When selling to the rich, being good is never enough. The service or product must be marvelous. How to be marvelous is explained, because being marvelous generates word-of-mouth referrals. Rich people seek out and trust the referrals of other rich people. How to target rich “connectors” who then go out of their way to recommend a particular company or personal service will be discussed. For example, affluent people choose friends of similar age, race and socio-economic status. They associate with people who live in the same neighborhood and frequent the same places they do. “Connectors,” though, associate with people from every subculture, niche and economic level. A recommendation from a “connector” is more than word-of-mouth advertising, it is viral marketing at its best. The most effective way to identify and connect with “connectors” is through tracking, which will be discussed in this chapter.
Chapter 28: Making Your Business Unique
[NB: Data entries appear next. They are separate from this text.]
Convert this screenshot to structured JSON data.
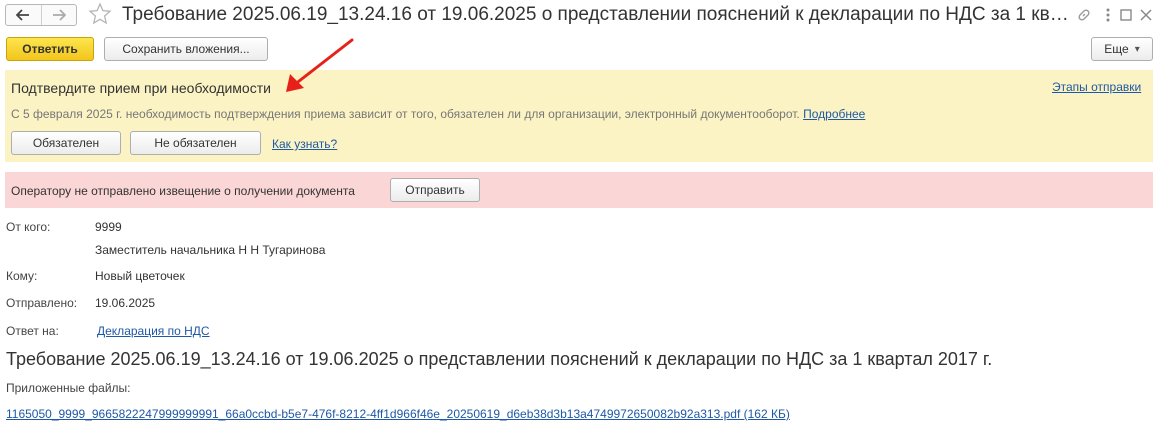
{
  "window": {
    "title": "Требование 2025.06.19_13.24.16 от 19.06.2025 о представлении пояснений к декларации по НДС за 1 кв…"
  },
  "toolbar": {
    "reply_label": "Ответить",
    "save_attachments_label": "Сохранить вложения...",
    "more_label": "Еще",
    "more_chevron": "▾"
  },
  "confirm_panel": {
    "title": "Подтвердите прием при необходимости",
    "stages_link": "Этапы отправки",
    "description": "С 5 февраля 2025 г. необходимость подтверждения приема зависит от того, обязателен ли для организации, электронный документооборот.",
    "more_link": "Подробнее",
    "required_label": "Обязателен",
    "not_required_label": "Не обязателен",
    "how_to_know_link": "Как узнать?"
  },
  "notice_panel": {
    "text": "Оператору не отправлено извещение о получении документа",
    "send_label": "Отправить"
  },
  "details": {
    "from_label": "От кого:",
    "from_code": "9999",
    "from_name": "Заместитель начальника Н Н Тугаринова",
    "to_label": "Кому:",
    "to_value": "Новый цветочек",
    "sent_label": "Отправлено:",
    "sent_value": "19.06.2025",
    "reply_to_label": "Ответ на:",
    "reply_to_link": "Декларация по НДС"
  },
  "document": {
    "heading": "Требование 2025.06.19_13.24.16 от 19.06.2025 о представлении пояснений к декларации по НДС за 1 квартал 2017 г.",
    "attachments_label": "Приложенные файлы:",
    "attachment_link": "1165050_9999_9665822247999999991_66a0ccbd-b5e7-476f-8212-4ff1d966f46e_20250619_d6eb38d3b13a4749972650082b92a313.pdf (162 КБ)"
  },
  "colors": {
    "accent_yellow": "#f5cb1f",
    "panel_yellow": "#fbf3c3",
    "panel_red": "#fbd6d6",
    "link_blue": "#1e58a6",
    "annotation_arrow": "#e8201a"
  },
  "icons": [
    "back-arrow-icon",
    "forward-arrow-icon",
    "favorite-star-icon",
    "link-icon",
    "more-vertical-icon",
    "maximize-icon",
    "close-icon",
    "annotation-arrow-icon"
  ]
}
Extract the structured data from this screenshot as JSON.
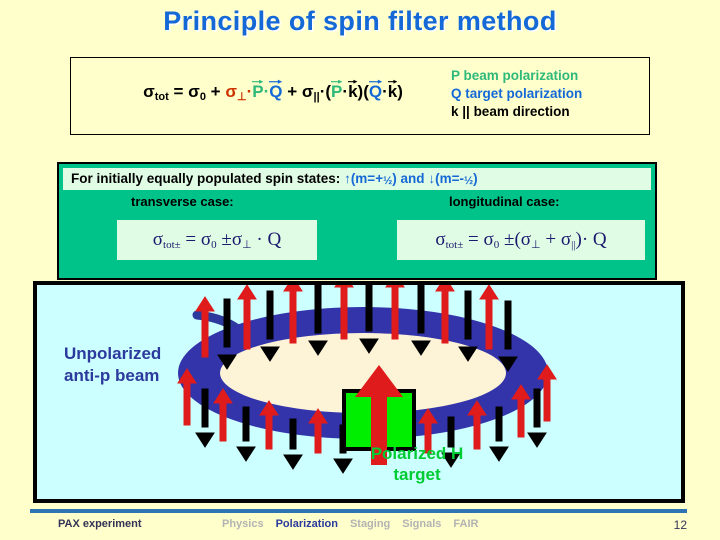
{
  "slide": {
    "title": "Principle of spin filter method",
    "page_number": "12",
    "background_color": "#ffffcc"
  },
  "formula": {
    "lhs": "σ",
    "lhs_sub": "tot",
    "eq": "=",
    "sigma0": "σ",
    "sigma0_sub": "0",
    "plus1": "+",
    "sigma_perp": "σ",
    "sigma_perp_sub": "⊥",
    "dot1": "·",
    "p": "P",
    "dot2": "·",
    "q": "Q",
    "plus2": "+",
    "sigma_par": "σ",
    "sigma_par_sub": "||",
    "dot3": "·",
    "open1": "(",
    "p2": "P",
    "dot4": "·",
    "k1": "k",
    "close1": ")",
    "open2": "(",
    "q2": "Q",
    "dot5": "·",
    "k2": "k",
    "close2": ")",
    "colors": {
      "perp": "#cc3300",
      "p": "#2eb87a",
      "q": "#1569d6"
    }
  },
  "legend": {
    "p_line": "P beam polarization",
    "q_line": "Q target polarization",
    "k_line": "k || beam direction"
  },
  "spin_states": {
    "prefix": "For initially equally populated spin states:",
    "up_arrow": "↑",
    "up_text_open": "(m=+",
    "up_frac": "½",
    "up_text_close": ")",
    "and": "and",
    "down_arrow": "↓",
    "down_text_open": "(m=-",
    "down_frac": "½",
    "down_text_close": ")"
  },
  "cases": {
    "transverse_label": "transverse case:",
    "longitudinal_label": "longitudinal case:",
    "transverse_equation": {
      "lhs": "σ",
      "lhs_sub": "tot±",
      "eq": "=",
      "s0": "σ",
      "s0_sub": "0",
      "pm": "±",
      "sperp": "σ",
      "sperp_sub": "⊥",
      "dot": "·",
      "q": "Q"
    },
    "longitudinal_equation": {
      "lhs": "σ",
      "lhs_sub": "tot±",
      "eq": "=",
      "s0": "σ",
      "s0_sub": "0",
      "pm": "±",
      "open": "(",
      "sperp": "σ",
      "sperp_sub": "⊥",
      "plus": "+",
      "spar": "σ",
      "spar_sub": "||",
      "close": ")",
      "dot": "·",
      "q": "Q"
    }
  },
  "diagram": {
    "beam_label_line1": "Unpolarized",
    "beam_label_line2": "anti-p beam",
    "target_label_line1": "Polarized H",
    "target_label_line2": "target",
    "ring_color": "#3333aa",
    "ring_inner_color": "#fdf3d7",
    "up_arrow_color": "#e01b1b",
    "down_arrow_color": "#000000",
    "target_box_color": "#00ee00",
    "beam_arrow_color": "#2b3a9c",
    "panel_background": "#ccffff",
    "up_arrow_count": 14,
    "down_arrow_count": 14
  },
  "footer": {
    "left_label": "PAX experiment",
    "nav": [
      {
        "label": "Physics",
        "active": false
      },
      {
        "label": "Polarization",
        "active": true
      },
      {
        "label": "Staging",
        "active": false
      },
      {
        "label": "Signals",
        "active": false
      },
      {
        "label": "FAIR",
        "active": false
      }
    ]
  }
}
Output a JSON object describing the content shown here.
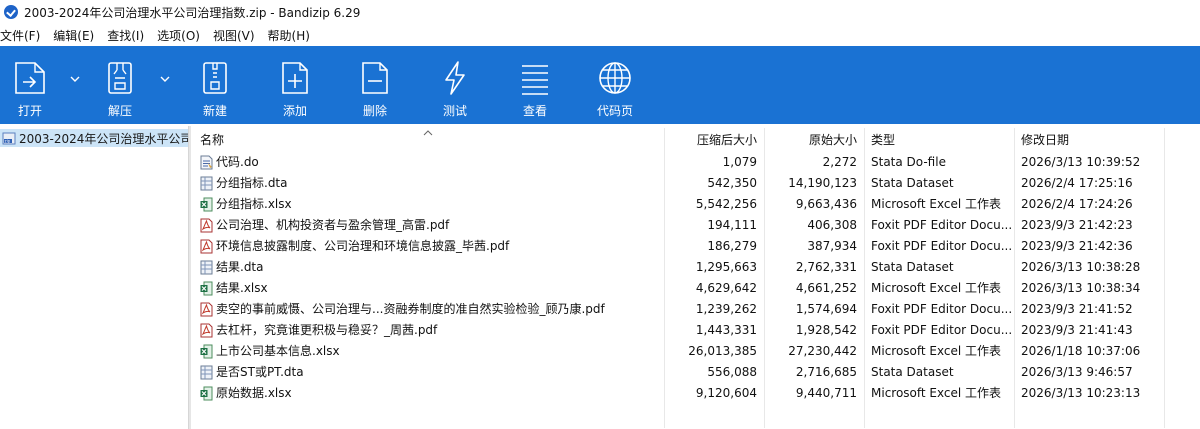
{
  "window": {
    "title": "2003-2024年公司治理水平公司治理指数.zip - Bandizip 6.29"
  },
  "menu": [
    "文件(F)",
    "编辑(E)",
    "查找(I)",
    "选项(O)",
    "视图(V)",
    "帮助(H)"
  ],
  "toolbar": {
    "open": "打开",
    "extract": "解压",
    "new": "新建",
    "add": "添加",
    "delete": "删除",
    "test": "测试",
    "view": "查看",
    "codepage": "代码页"
  },
  "tree": {
    "root": "2003-2024年公司治理水平公司"
  },
  "columns": {
    "name": "名称",
    "compressed": "压缩后大小",
    "original": "原始大小",
    "type": "类型",
    "modified": "修改日期"
  },
  "files": [
    {
      "name": "代码.do",
      "compressed": "1,079",
      "original": "2,272",
      "type": "Stata Do-file",
      "modified": "2026/3/13 10:39:52",
      "icon": "stata-do-icon"
    },
    {
      "name": "分组指标.dta",
      "compressed": "542,350",
      "original": "14,190,123",
      "type": "Stata Dataset",
      "modified": "2026/2/4 17:25:16",
      "icon": "stata-dta-icon"
    },
    {
      "name": "分组指标.xlsx",
      "compressed": "5,542,256",
      "original": "9,663,436",
      "type": "Microsoft Excel 工作表",
      "modified": "2026/2/4 17:24:26",
      "icon": "excel-icon"
    },
    {
      "name": "公司治理、机构投资者与盈余管理_高雷.pdf",
      "compressed": "194,111",
      "original": "406,308",
      "type": "Foxit PDF Editor Docu...",
      "modified": "2023/9/3 21:42:23",
      "icon": "pdf-icon"
    },
    {
      "name": "环境信息披露制度、公司治理和环境信息披露_毕茜.pdf",
      "compressed": "186,279",
      "original": "387,934",
      "type": "Foxit PDF Editor Docu...",
      "modified": "2023/9/3 21:42:36",
      "icon": "pdf-icon"
    },
    {
      "name": "结果.dta",
      "compressed": "1,295,663",
      "original": "2,762,331",
      "type": "Stata Dataset",
      "modified": "2026/3/13 10:38:28",
      "icon": "stata-dta-icon"
    },
    {
      "name": "结果.xlsx",
      "compressed": "4,629,642",
      "original": "4,661,252",
      "type": "Microsoft Excel 工作表",
      "modified": "2026/3/13 10:38:34",
      "icon": "excel-icon"
    },
    {
      "name": "卖空的事前威慑、公司治理与...资融券制度的准自然实验检验_顾乃康.pdf",
      "compressed": "1,239,262",
      "original": "1,574,694",
      "type": "Foxit PDF Editor Docu...",
      "modified": "2023/9/3 21:41:52",
      "icon": "pdf-icon"
    },
    {
      "name": "去杠杆，究竟谁更积极与稳妥？_周茜.pdf",
      "compressed": "1,443,331",
      "original": "1,928,542",
      "type": "Foxit PDF Editor Docu...",
      "modified": "2023/9/3 21:41:43",
      "icon": "pdf-icon"
    },
    {
      "name": "上市公司基本信息.xlsx",
      "compressed": "26,013,385",
      "original": "27,230,442",
      "type": "Microsoft Excel 工作表",
      "modified": "2026/1/18 10:37:06",
      "icon": "excel-icon"
    },
    {
      "name": "是否ST或PT.dta",
      "compressed": "556,088",
      "original": "2,716,685",
      "type": "Stata Dataset",
      "modified": "2026/3/13 9:46:57",
      "icon": "stata-dta-icon"
    },
    {
      "name": "原始数据.xlsx",
      "compressed": "9,120,604",
      "original": "9,440,711",
      "type": "Microsoft Excel 工作表",
      "modified": "2026/3/13 10:23:13",
      "icon": "excel-icon"
    }
  ],
  "colors": {
    "toolbar_bg": "#1a72d3",
    "tree_selection": "#cce4f7",
    "app_icon": "#1e63c8"
  }
}
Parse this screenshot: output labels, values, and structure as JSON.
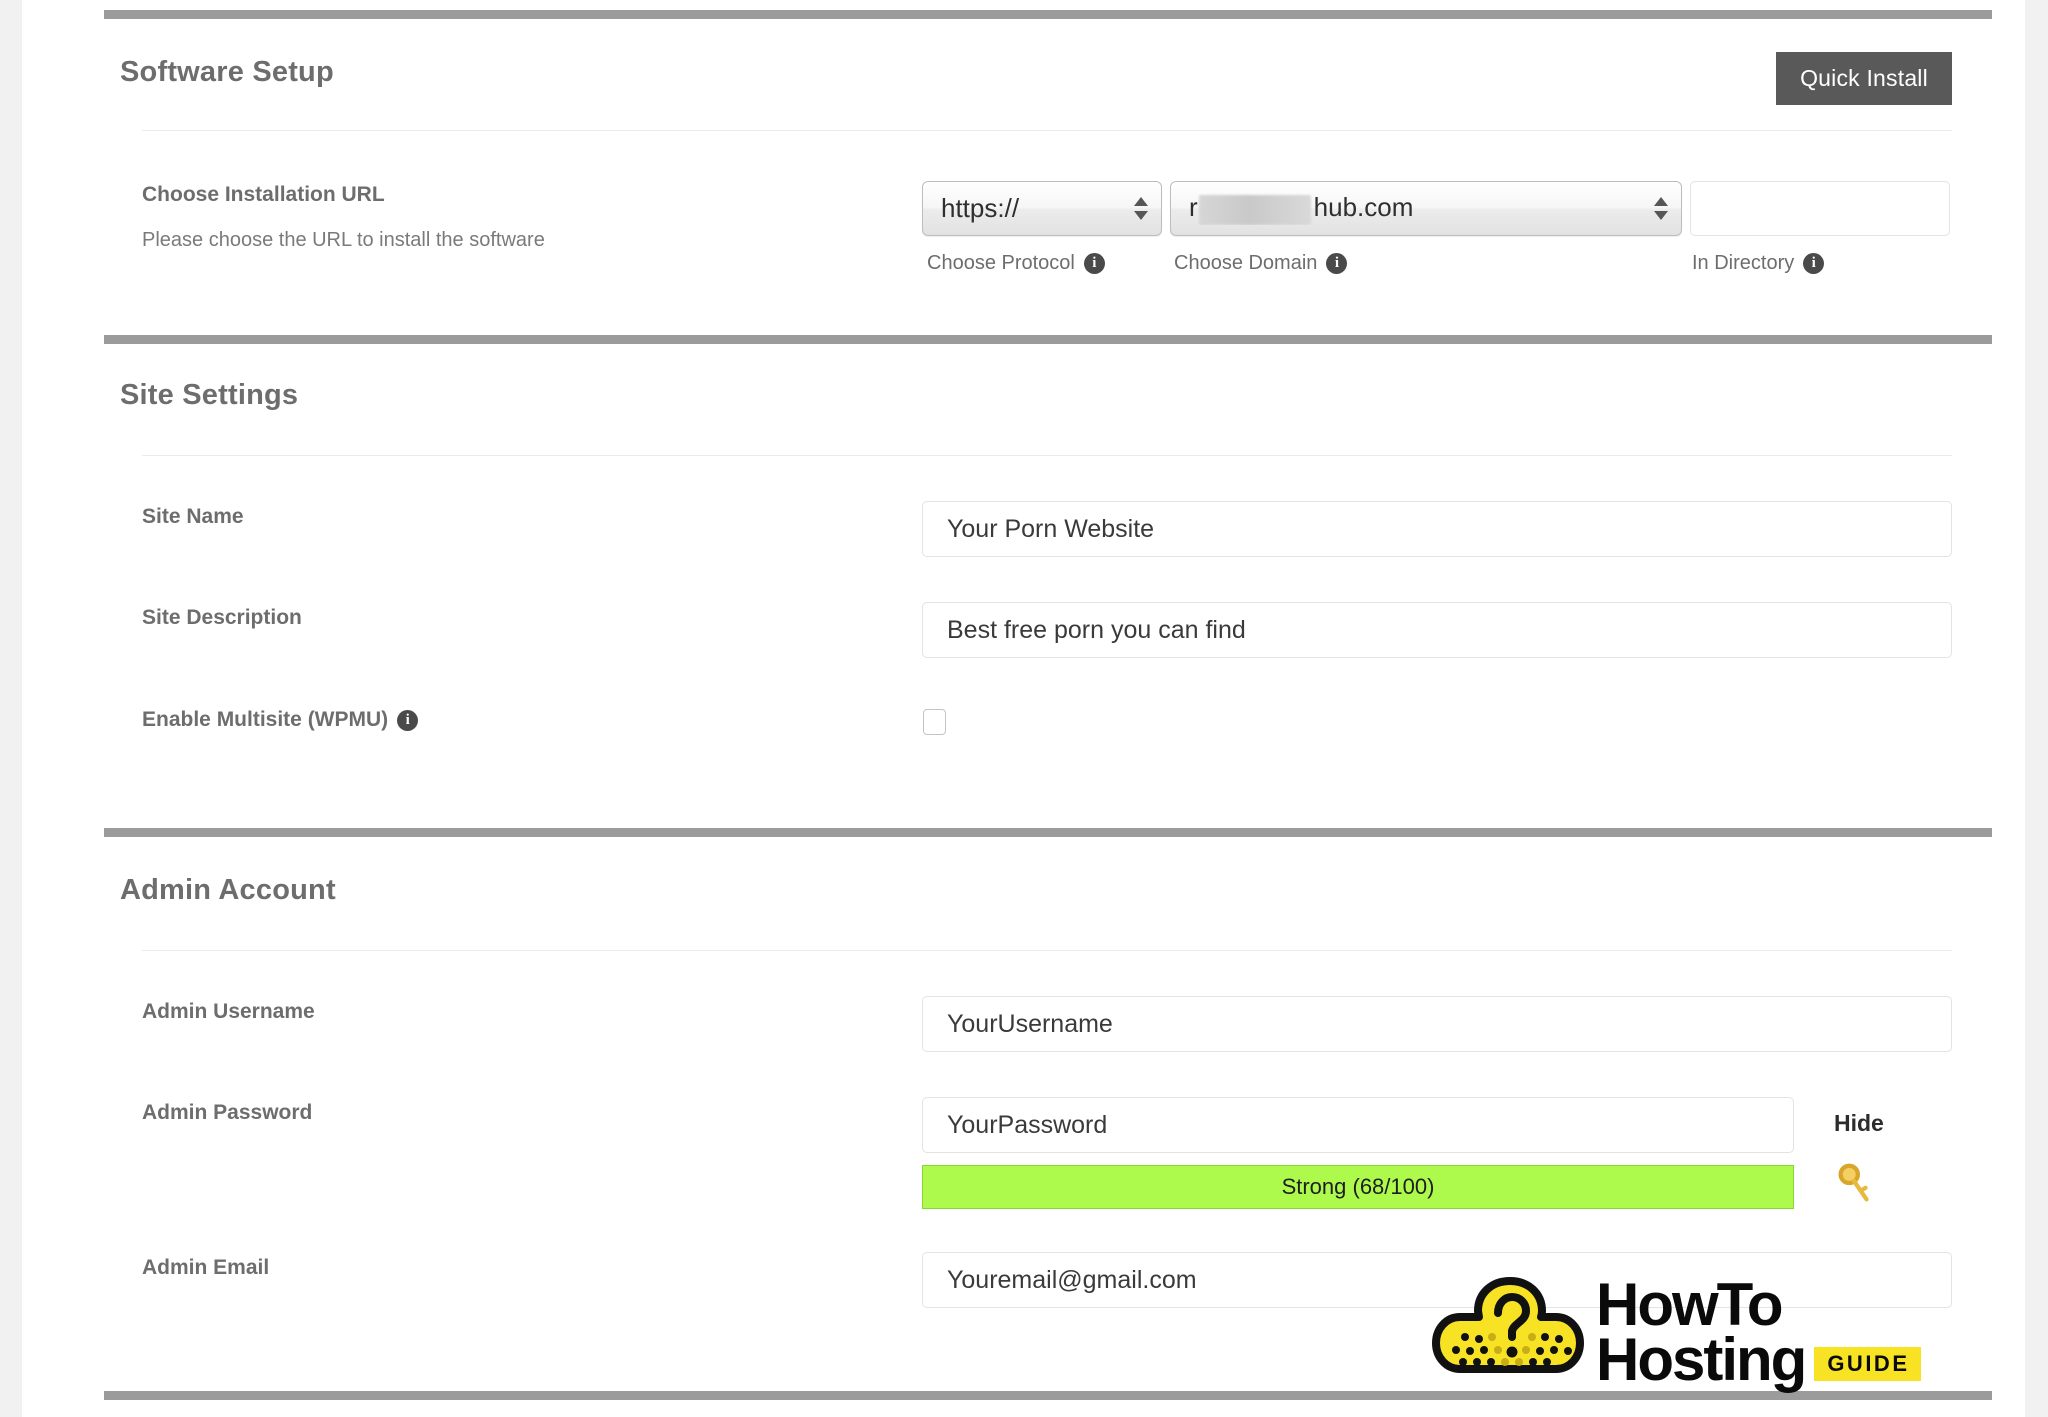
{
  "colors": {
    "divider": "#9b9b9b",
    "quick_install_bg": "#595959",
    "strength_bar": "#adfa4c",
    "logo_yellow": "#f7e323",
    "heading_text": "#6d6d6d"
  },
  "software_setup": {
    "title": "Software Setup",
    "quick_install_label": "Quick Install",
    "install_url": {
      "label": "Choose Installation URL",
      "sublabel": "Please choose the URL to install the software",
      "protocol": {
        "value": "https://",
        "caption": "Choose Protocol",
        "info_glyph": "i"
      },
      "domain": {
        "value_prefix": "r",
        "value_suffix": "hub.com",
        "redacted": true,
        "caption": "Choose Domain",
        "info_glyph": "i"
      },
      "directory": {
        "value": "",
        "placeholder": "",
        "caption": "In Directory",
        "info_glyph": "i"
      }
    }
  },
  "site_settings": {
    "title": "Site Settings",
    "site_name": {
      "label": "Site Name",
      "value": "Your Porn Website"
    },
    "site_description": {
      "label": "Site Description",
      "value": "Best free porn you can find"
    },
    "multisite": {
      "label": "Enable Multisite (WPMU)",
      "info_glyph": "i",
      "checked": false
    }
  },
  "admin_account": {
    "title": "Admin Account",
    "username": {
      "label": "Admin Username",
      "value": "YourUsername"
    },
    "password": {
      "label": "Admin Password",
      "value": "YourPassword",
      "strength_text": "Strong (68/100)",
      "strength_score": 68,
      "strength_max": 100,
      "hide_label": "Hide",
      "generate_icon": "key-icon"
    },
    "email": {
      "label": "Admin Email",
      "value": "Youremail@gmail.com"
    }
  },
  "watermark": {
    "line1": "HowTo",
    "line2": "Hosting",
    "badge": "GUIDE",
    "icon": "cloud-question-icon"
  }
}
Boring is the kiss of death for any business or product. Excitement is contagious. This chapter explains how to attain excitement. Promoting a company through publicity is discussed. How the highest price is used to gain publicity. For example, Burger King sells a $200 hamburger in London.
Chapter 29: Pricing Strategies for the Affluent Customer
The psychology of pricing is discussed, along with how to appeal to status with enhanced or pre-paid package deals. Twenty-percent of affluent customers will move up in price out of habit and a desire for the best. Like everyone else, rich people equate price with quality. How to use this fact to advantage is examined.
Chapter 30: Financial Recessions and the Affluent
Using statistics, this chapter demonstrates how the affluent change spending habits during economic slumps. The 1 percent rule states that 1 percent of the population controls 90-percent of the wealth. How this affects buying habits is discussed. Selling to the ultra-rich as a method of recession-proofing a business is considered.
Chapter 31: Seller Psychology
This chapter demonstrates that anyone in any business can make the choice to target the affluent. All that is required is self-confidence, professionalism, and effective marketing. How such a choice can be fun, rewarding and fulfilling is examined. Also considered in this chapter is the golden rule. Do unto others as you would have them do unto you. How this golden rule is reflected in the seller’s attitude is considered.
Chapter 32: How to be a Successful Seller
This chapter will demonstrate that first impressions are indeed important. Clothing, grooming, and manners are the basis of a successful first impression. Clear communication, whether about products or services, provides the affluent customer with information and precludes surprises. Affluent customers appreciate this accommodation, which implies expertise and professionalism. By exuding a confident demeanor, the seller builds confidence in the customer’s decision-making process. These factors will be examined, along with suggestions.
Appendix A: Resources